*** DATA TO EXAMINE ***

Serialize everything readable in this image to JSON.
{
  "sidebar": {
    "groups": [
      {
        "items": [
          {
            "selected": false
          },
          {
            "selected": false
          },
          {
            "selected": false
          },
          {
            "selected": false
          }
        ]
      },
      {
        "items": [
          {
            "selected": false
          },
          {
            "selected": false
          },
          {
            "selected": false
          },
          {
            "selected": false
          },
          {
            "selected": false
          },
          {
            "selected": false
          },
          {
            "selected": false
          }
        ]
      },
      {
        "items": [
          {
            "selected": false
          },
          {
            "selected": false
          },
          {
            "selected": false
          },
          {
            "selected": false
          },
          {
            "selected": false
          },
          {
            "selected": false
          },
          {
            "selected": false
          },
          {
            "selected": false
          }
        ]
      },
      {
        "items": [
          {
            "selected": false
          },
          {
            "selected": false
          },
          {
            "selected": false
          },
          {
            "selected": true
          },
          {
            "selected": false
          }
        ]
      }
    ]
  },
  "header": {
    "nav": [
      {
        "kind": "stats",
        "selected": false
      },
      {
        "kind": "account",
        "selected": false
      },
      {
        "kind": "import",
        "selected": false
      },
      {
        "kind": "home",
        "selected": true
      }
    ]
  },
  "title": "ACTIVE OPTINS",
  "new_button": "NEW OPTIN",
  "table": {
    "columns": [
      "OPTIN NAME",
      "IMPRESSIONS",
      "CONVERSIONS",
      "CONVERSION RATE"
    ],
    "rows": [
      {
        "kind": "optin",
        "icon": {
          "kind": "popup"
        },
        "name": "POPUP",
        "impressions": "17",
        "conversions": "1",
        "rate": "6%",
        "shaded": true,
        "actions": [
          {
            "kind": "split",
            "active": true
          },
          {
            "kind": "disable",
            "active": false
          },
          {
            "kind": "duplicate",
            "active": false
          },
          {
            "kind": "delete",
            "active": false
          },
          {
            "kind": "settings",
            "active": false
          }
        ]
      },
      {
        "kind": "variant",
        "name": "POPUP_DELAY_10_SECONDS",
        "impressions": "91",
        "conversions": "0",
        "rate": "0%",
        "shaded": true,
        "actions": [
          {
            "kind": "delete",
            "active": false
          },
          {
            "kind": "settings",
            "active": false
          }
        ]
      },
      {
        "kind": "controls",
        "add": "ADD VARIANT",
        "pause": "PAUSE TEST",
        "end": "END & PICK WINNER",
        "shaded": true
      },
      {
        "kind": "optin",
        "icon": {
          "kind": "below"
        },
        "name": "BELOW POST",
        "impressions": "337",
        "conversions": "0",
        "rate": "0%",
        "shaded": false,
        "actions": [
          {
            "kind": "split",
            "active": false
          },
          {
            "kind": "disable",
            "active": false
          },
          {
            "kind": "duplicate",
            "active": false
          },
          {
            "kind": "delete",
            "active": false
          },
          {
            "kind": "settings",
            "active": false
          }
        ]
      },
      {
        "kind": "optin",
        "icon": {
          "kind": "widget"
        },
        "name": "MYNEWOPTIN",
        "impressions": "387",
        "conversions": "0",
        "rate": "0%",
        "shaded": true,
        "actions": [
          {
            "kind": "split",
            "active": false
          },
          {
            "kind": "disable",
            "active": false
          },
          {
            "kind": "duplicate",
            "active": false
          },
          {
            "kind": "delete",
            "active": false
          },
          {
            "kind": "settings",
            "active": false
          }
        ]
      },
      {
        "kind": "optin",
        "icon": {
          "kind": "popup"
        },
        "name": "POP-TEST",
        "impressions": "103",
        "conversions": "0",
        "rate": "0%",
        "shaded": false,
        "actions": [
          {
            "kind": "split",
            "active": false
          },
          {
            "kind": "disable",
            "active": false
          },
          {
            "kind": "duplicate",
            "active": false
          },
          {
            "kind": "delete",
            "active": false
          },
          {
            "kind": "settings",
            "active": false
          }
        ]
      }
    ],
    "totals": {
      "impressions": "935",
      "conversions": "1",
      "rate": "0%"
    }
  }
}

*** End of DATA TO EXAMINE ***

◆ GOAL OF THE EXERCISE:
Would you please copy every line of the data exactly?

◆ FINISHED TASK:
Serialize everything readable in this image to JSON.
{
  "sidebar": {
    "groups": [
      {
        "items": [
          {
            "selected": false
          },
          {
            "selected": false
          },
          {
            "selected": false
          },
          {
            "selected": false
          }
        ]
      },
      {
        "items": [
          {
            "selected": false
          },
          {
            "selected": false
          },
          {
            "selected": false
          },
          {
            "selected": false
          },
          {
            "selected": false
          },
          {
            "selected": false
          },
          {
            "selected": false
          }
        ]
      },
      {
        "items": [
          {
            "selected": false
          },
          {
            "selected": false
          },
          {
            "selected": false
          },
          {
            "selected": false
          },
          {
            "selected": false
          },
          {
            "selected": false
          },
          {
            "selected": false
          },
          {
            "selected": false
          }
        ]
      },
      {
        "items": [
          {
            "selected": false
          },
          {
            "selected": false
          },
          {
            "selected": false
          },
          {
            "selected": true
          },
          {
            "selected": false
          }
        ]
      }
    ]
  },
  "header": {
    "nav": [
      {
        "kind": "stats",
        "selected": false
      },
      {
        "kind": "account",
        "selected": false
      },
      {
        "kind": "import",
        "selected": false
      },
      {
        "kind": "home",
        "selected": true
      }
    ]
  },
  "title": "ACTIVE OPTINS",
  "new_button": "NEW OPTIN",
  "table": {
    "columns": [
      "OPTIN NAME",
      "IMPRESSIONS",
      "CONVERSIONS",
      "CONVERSION RATE"
    ],
    "rows": [
      {
        "kind": "optin",
        "icon": {
          "kind": "popup"
        },
        "name": "POPUP",
        "impressions": "17",
        "conversions": "1",
        "rate": "6%",
        "shaded": true,
        "actions": [
          {
            "kind": "split",
            "active": true
          },
          {
            "kind": "disable",
            "active": false
          },
          {
            "kind": "duplicate",
            "active": false
          },
          {
            "kind": "delete",
            "active": false
          },
          {
            "kind": "settings",
            "active": false
          }
        ]
      },
      {
        "kind": "variant",
        "name": "POPUP_DELAY_10_SECONDS",
        "impressions": "91",
        "conversions": "0",
        "rate": "0%",
        "shaded": true,
        "actions": [
          {
            "kind": "delete",
            "active": false
          },
          {
            "kind": "settings",
            "active": false
          }
        ]
      },
      {
        "kind": "controls",
        "add": "ADD VARIANT",
        "pause": "PAUSE TEST",
        "end": "END & PICK WINNER",
        "shaded": true
      },
      {
        "kind": "optin",
        "icon": {
          "kind": "below"
        },
        "name": "BELOW POST",
        "impressions": "337",
        "conversions": "0",
        "rate": "0%",
        "shaded": false,
        "actions": [
          {
            "kind": "split",
            "active": false
          },
          {
            "kind": "disable",
            "active": false
          },
          {
            "kind": "duplicate",
            "active": false
          },
          {
            "kind": "delete",
            "active": false
          },
          {
            "kind": "settings",
            "active": false
          }
        ]
      },
      {
        "kind": "optin",
        "icon": {
          "kind": "widget"
        },
        "name": "MYNEWOPTIN",
        "impressions": "387",
        "conversions": "0",
        "rate": "0%",
        "shaded": true,
        "actions": [
          {
            "kind": "split",
            "active": false
          },
          {
            "kind": "disable",
            "active": false
          },
          {
            "kind": "duplicate",
            "active": false
          },
          {
            "kind": "delete",
            "active": false
          },
          {
            "kind": "settings",
            "active": false
          }
        ]
      },
      {
        "kind": "optin",
        "icon": {
          "kind": "popup"
        },
        "name": "POP-TEST",
        "impressions": "103",
        "conversions": "0",
        "rate": "0%",
        "shaded": false,
        "actions": [
          {
            "kind": "split",
            "active": false
          },
          {
            "kind": "disable",
            "active": false
          },
          {
            "kind": "duplicate",
            "active": false
          },
          {
            "kind": "delete",
            "active": false
          },
          {
            "kind": "settings",
            "active": false
          }
        ]
      }
    ],
    "totals": {
      "impressions": "935",
      "conversions": "1",
      "rate": "0%"
    }
  }
}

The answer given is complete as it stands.